COVID-19 and Colonoscopy: Considerations for Endoscopy Staff
by ColoWrap, on April 29, 2020
Colonoscopy is a high-touch procedure that has always placed staff at some risk for infections, but how have things changed since the onset of the COVID pandemic? Currently, in most areas of the country, non-essential procedures like colonoscopy are on hold. However, when social distancing restrictions are lifted and the hiatus is over, a backlog of patients will require endoscopic procedures. How can staff, physicians, and patients all stay safe?
A COVID Primer
If you don’t know by now, COVID-19 is a respiratory disease that spreads readily among individuals. It is caused by the coronavirus, which circulates through droplets in the air and can remain viable on surfaces for hours to days. The virus can be transmitted through coughing or sneezing; it then enters the body through the mouth, eyes, or nose.
People infected may exhibit no symptoms at all or may experience severe medical complications, for instance, pneumonia. Older adults or people with existing chronic medical conditions are at greater risk of becoming seriously ill. An estimated 5.7% of people infected with the virus in the US have died. Because it is easily spread from person to person, WHO and the CDC warn against close contact (within about 6 feet) with anyone who is sick or has symptoms. The problem is, it is not easy to tell who is infected. In fact, a recent study in the British Journal of Medicine concluded that 78% of people with COVID-19 exhibit no symptoms.
COVID and Upper Endoscopy
According to the ASGE, during upper endoscopy procedures, physicians and staff are exposed to splashes, mucus, and saliva. Specifically, patients often cough as the scope is inserted and removed and during procedures. Given the close contact among patients, doctors, and staff and the fact that the virus is transmitted through aerosolized droplets, upper endoscopy procedures conducted without or with minimal personal protective equipment (PPE) are a perfect environment for spreading the virus.
Colonoscopy in the COVID Era
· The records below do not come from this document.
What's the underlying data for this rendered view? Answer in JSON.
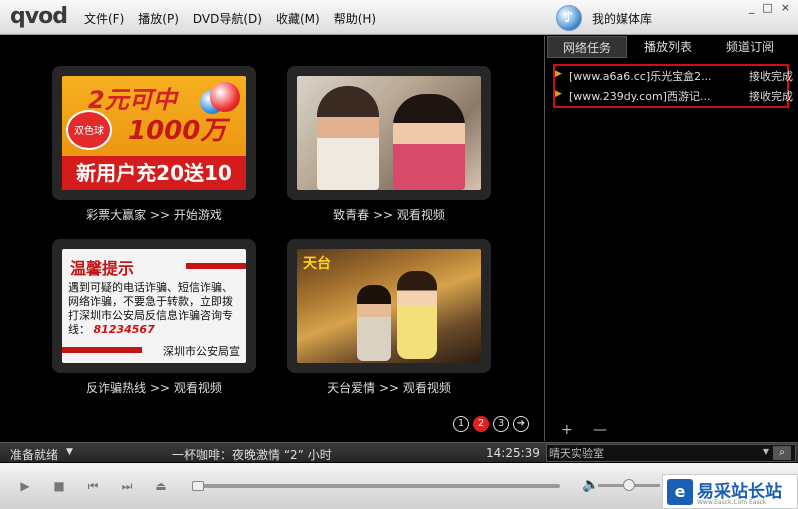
{
  "app": {
    "logo": "qvod",
    "menu": [
      "文件(F)",
      "播放(P)",
      "DVD导航(D)",
      "收藏(M)",
      "帮助(H)"
    ],
    "media_library": "我的媒体库",
    "window_controls": [
      "_",
      "□",
      "×"
    ]
  },
  "main": {
    "cards": [
      {
        "caption": "彩票大赢家 >> 开始游戏",
        "image": {
          "line1": "2元可中",
          "line2": "1000万",
          "banner": "新用户充20送10",
          "badge": "双色球"
        }
      },
      {
        "caption": "致青春 >> 观看视频",
        "image": {}
      },
      {
        "caption": "反诈骗热线 >> 观看视频",
        "image": {
          "title": "温馨提示",
          "body": "遇到可疑的电话诈骗、短信诈骗、网络诈骗，不要急于转款，立即拨打深圳市公安局反信息诈骗咨询专线：",
          "hotline": "81234567",
          "sign": "深圳市公安局宣"
        }
      },
      {
        "caption": "天台爱情 >> 观看视频",
        "image": {
          "title": "天台"
        }
      }
    ],
    "pager": {
      "pages": [
        "1",
        "2",
        "3"
      ],
      "active": 2,
      "next_icon": "➔"
    }
  },
  "panel": {
    "tabs": [
      "网络任务",
      "播放列表",
      "频道订阅"
    ],
    "active_tab": 0,
    "tasks": [
      {
        "name": "[www.a6a6.cc]乐光宝盒2...",
        "status": "接收完成"
      },
      {
        "name": "[www.239dy.com]西游记...",
        "status": "接收完成"
      }
    ],
    "footer": {
      "add": "+",
      "remove": "—"
    }
  },
  "status": {
    "ready": "准备就绪",
    "now_playing": "一杯咖啡：夜晚激情 “2” 小时",
    "time": "14:25:39",
    "search_value": "晴天实验室"
  },
  "controls": {
    "buttons": [
      "▶",
      "■",
      "⏮",
      "⏭",
      "⏏"
    ],
    "progress": 0.0,
    "volume": 0.5
  },
  "watermark": {
    "text": "易采站长站",
    "sub": "Www.Easck.Com Easck"
  }
}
Performing or assisting with colonoscopy was initially considered lower risk for coronavirus transmission, but recent evidence has emerged that disproves this theory. One study found that the virus can be transmitted through fecal matter and that viral RNA can persist in feces for up to 47 days after respiratory samples test negative. Furthermore, when air or carbon dioxide is insufflated to improve visualization of the colon, the patient expels excess gas via the mouth or anus. Considering that the average speed of flatulence leaving the body is 10 feet per second, staff assisting with colonoscopy are routinely exposed aerosolized biological samples.
How to Stay Safe During Colonoscopy
Safety recommendations for endoscopy staff include wearing full PPE, including an N95 mask; practicing strict physical distancing; and minimizing the number of people in the procedure room. While these safeguards make good sense, they are not always feasible, especially in the context of colonoscopy. First of all, there is a dearth of PPE in the U.S. The CDC stated that, “PPE shortages are currently posing a tremendous challenge to the US healthcare system because of the COVID-19 pandemic.”
Second, colonoscopies involve person-to-person contact. Nurses and technicians routinely apply manual pressure on patients’ abdomens and/or reposition patients during the procedure.
Not only are staff who assist with colonoscopy at risk for musculoskeletal disorders, they are more likely to contract COVID. Routine tasks like applying abdominal pressure put one or more staff well within six feet of patients’ aerosolized materials for a prolonged time. In addition, the physical demands of these duties increase the respiration of staff performing them. This is could potentially increase the degree of exposure.
ColoWrap Protects Against Injury…and (Potentially) Coronavirus
Now, more than ever, it is essential to minimize patient contact during colonoscopy to protect staff.
ColoWrap is the only clinically proven solution designed to eliminate the need for staff applied manual pressure and patient repositioning during colonoscopy. ColoWrap delivers sustained, adjustable pressure to splint the patient’s sigmoid and transverse colon, resulting in a 90% reduction in the need for staff applied manual pressure and patient repositioning, quicker and easier scope advancement, and better procedure outcome. And because staff are not applying manual pressure repositioning patient, they are able to maintain a safe physical distance during the exam.
Well before COVID, endoscopy professionals were aware of the importance of infection control. In the current environment, additional measures must be taken to protect staff. If possible, PPE should be worn during every endoscopic procedure, and social distancing should be practiced. In addition, using ColoWrap can help to limit patient contact during colonoscopy; it’s an easy way to keep staff safe during colonoscopy. Click below to learn more about how to implement ColoWrap in your unit as you restart procedures.